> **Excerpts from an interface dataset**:

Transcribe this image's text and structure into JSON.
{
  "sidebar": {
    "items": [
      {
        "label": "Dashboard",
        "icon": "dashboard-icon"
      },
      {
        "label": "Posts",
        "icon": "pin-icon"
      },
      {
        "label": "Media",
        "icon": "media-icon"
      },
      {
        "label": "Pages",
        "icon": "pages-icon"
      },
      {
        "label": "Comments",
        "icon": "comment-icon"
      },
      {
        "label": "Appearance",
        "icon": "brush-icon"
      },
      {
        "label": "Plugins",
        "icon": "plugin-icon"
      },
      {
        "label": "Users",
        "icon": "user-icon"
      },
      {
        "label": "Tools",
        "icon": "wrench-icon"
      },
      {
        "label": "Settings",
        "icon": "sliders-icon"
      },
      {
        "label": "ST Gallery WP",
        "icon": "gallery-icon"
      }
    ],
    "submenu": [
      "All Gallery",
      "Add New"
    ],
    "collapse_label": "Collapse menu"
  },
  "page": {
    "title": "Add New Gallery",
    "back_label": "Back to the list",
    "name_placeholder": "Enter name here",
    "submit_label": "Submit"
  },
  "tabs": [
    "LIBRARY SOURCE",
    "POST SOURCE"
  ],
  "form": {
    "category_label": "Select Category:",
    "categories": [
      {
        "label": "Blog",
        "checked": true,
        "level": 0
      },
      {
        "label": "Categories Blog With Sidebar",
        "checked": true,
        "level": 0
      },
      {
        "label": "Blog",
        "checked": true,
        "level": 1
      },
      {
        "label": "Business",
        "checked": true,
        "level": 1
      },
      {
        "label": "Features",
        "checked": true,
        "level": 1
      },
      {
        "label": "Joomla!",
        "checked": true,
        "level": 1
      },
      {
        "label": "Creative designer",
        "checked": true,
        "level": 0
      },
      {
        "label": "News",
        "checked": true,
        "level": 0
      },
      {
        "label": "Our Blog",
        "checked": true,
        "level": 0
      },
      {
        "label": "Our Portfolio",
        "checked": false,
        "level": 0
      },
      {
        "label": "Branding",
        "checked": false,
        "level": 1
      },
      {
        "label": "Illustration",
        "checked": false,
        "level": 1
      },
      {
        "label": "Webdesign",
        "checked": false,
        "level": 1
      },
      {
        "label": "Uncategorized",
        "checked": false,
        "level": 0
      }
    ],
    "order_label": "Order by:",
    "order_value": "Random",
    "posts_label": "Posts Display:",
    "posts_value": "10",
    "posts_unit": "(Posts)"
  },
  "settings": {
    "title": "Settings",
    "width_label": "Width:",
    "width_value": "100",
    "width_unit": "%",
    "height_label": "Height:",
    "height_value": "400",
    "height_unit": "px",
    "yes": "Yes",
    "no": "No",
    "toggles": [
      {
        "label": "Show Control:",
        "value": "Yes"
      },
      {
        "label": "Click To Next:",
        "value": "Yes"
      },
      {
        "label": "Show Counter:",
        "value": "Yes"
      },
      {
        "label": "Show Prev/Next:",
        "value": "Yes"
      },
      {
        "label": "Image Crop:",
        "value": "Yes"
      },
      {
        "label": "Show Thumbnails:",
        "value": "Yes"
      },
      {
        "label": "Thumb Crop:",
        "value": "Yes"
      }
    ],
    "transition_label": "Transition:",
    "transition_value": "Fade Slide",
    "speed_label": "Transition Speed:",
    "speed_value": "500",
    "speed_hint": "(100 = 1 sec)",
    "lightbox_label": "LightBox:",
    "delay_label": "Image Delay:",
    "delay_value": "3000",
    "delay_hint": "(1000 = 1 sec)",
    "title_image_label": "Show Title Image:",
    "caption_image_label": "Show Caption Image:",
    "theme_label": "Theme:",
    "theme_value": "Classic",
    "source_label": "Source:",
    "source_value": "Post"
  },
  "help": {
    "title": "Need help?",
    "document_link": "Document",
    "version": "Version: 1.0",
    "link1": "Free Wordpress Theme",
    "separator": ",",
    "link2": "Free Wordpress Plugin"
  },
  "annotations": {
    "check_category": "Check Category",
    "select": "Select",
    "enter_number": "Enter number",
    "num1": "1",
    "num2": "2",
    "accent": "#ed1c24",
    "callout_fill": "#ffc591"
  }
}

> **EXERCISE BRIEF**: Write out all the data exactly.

> **FINAL ANSWER**:
Transcribe this image's text and structure into JSON.
{
  "sidebar": {
    "items": [
      {
        "label": "Dashboard",
        "icon": "dashboard-icon"
      },
      {
        "label": "Posts",
        "icon": "pin-icon"
      },
      {
        "label": "Media",
        "icon": "media-icon"
      },
      {
        "label": "Pages",
        "icon": "pages-icon"
      },
      {
        "label": "Comments",
        "icon": "comment-icon"
      },
      {
        "label": "Appearance",
        "icon": "brush-icon"
      },
      {
        "label": "Plugins",
        "icon": "plugin-icon"
      },
      {
        "label": "Users",
        "icon": "user-icon"
      },
      {
        "label": "Tools",
        "icon": "wrench-icon"
      },
      {
        "label": "Settings",
        "icon": "sliders-icon"
      },
      {
        "label": "ST Gallery WP",
        "icon": "gallery-icon"
      }
    ],
    "submenu": [
      "All Gallery",
      "Add New"
    ],
    "collapse_label": "Collapse menu"
  },
  "page": {
    "title": "Add New Gallery",
    "back_label": "Back to the list",
    "name_placeholder": "Enter name here",
    "submit_label": "Submit"
  },
  "tabs": [
    "LIBRARY SOURCE",
    "POST SOURCE"
  ],
  "form": {
    "category_label": "Select Category:",
    "categories": [
      {
        "label": "Blog",
        "checked": true,
        "level": 0
      },
      {
        "label": "Categories Blog With Sidebar",
        "checked": true,
        "level": 0
      },
      {
        "label": "Blog",
        "checked": true,
        "level": 1
      },
      {
        "label": "Business",
        "checked": true,
        "level": 1
      },
      {
        "label": "Features",
        "checked": true,
        "level": 1
      },
      {
        "label": "Joomla!",
        "checked": true,
        "level": 1
      },
      {
        "label": "Creative designer",
        "checked": true,
        "level": 0
      },
      {
        "label": "News",
        "checked": true,
        "level": 0
      },
      {
        "label": "Our Blog",
        "checked": true,
        "level": 0
      },
      {
        "label": "Our Portfolio",
        "checked": false,
        "level": 0
      },
      {
        "label": "Branding",
        "checked": false,
        "level": 1
      },
      {
        "label": "Illustration",
        "checked": false,
        "level": 1
      },
      {
        "label": "Webdesign",
        "checked": false,
        "level": 1
      },
      {
        "label": "Uncategorized",
        "checked": false,
        "level": 0
      }
    ],
    "order_label": "Order by:",
    "order_value": "Random",
    "posts_label": "Posts Display:",
    "posts_value": "10",
    "posts_unit": "(Posts)"
  },
  "settings": {
    "title": "Settings",
    "width_label": "Width:",
    "width_value": "100",
    "width_unit": "%",
    "height_label": "Height:",
    "height_value": "400",
    "height_unit": "px",
    "yes": "Yes",
    "no": "No",
    "toggles": [
      {
        "label": "Show Control:",
        "value": "Yes"
      },
      {
        "label": "Click To Next:",
        "value": "Yes"
      },
      {
        "label": "Show Counter:",
        "value": "Yes"
      },
      {
        "label": "Show Prev/Next:",
        "value": "Yes"
      },
      {
        "label": "Image Crop:",
        "value": "Yes"
      },
      {
        "label": "Show Thumbnails:",
        "value": "Yes"
      },
      {
        "label": "Thumb Crop:",
        "value": "Yes"
      }
    ],
    "transition_label": "Transition:",
    "transition_value": "Fade Slide",
    "speed_label": "Transition Speed:",
    "speed_value": "500",
    "speed_hint": "(100 = 1 sec)",
    "lightbox_label": "LightBox:",
    "delay_label": "Image Delay:",
    "delay_value": "3000",
    "delay_hint": "(1000 = 1 sec)",
    "title_image_label": "Show Title Image:",
    "caption_image_label": "Show Caption Image:",
    "theme_label": "Theme:",
    "theme_value": "Classic",
    "source_label": "Source:",
    "source_value": "Post"
  },
  "help": {
    "title": "Need help?",
    "document_link": "Document",
    "version": "Version: 1.0",
    "link1": "Free Wordpress Theme",
    "separator": ",",
    "link2": "Free Wordpress Plugin"
  },
  "annotations": {
    "check_category": "Check Category",
    "select": "Select",
    "enter_number": "Enter number",
    "num1": "1",
    "num2": "2",
    "accent": "#ed1c24",
    "callout_fill": "#ffc591"
  }
}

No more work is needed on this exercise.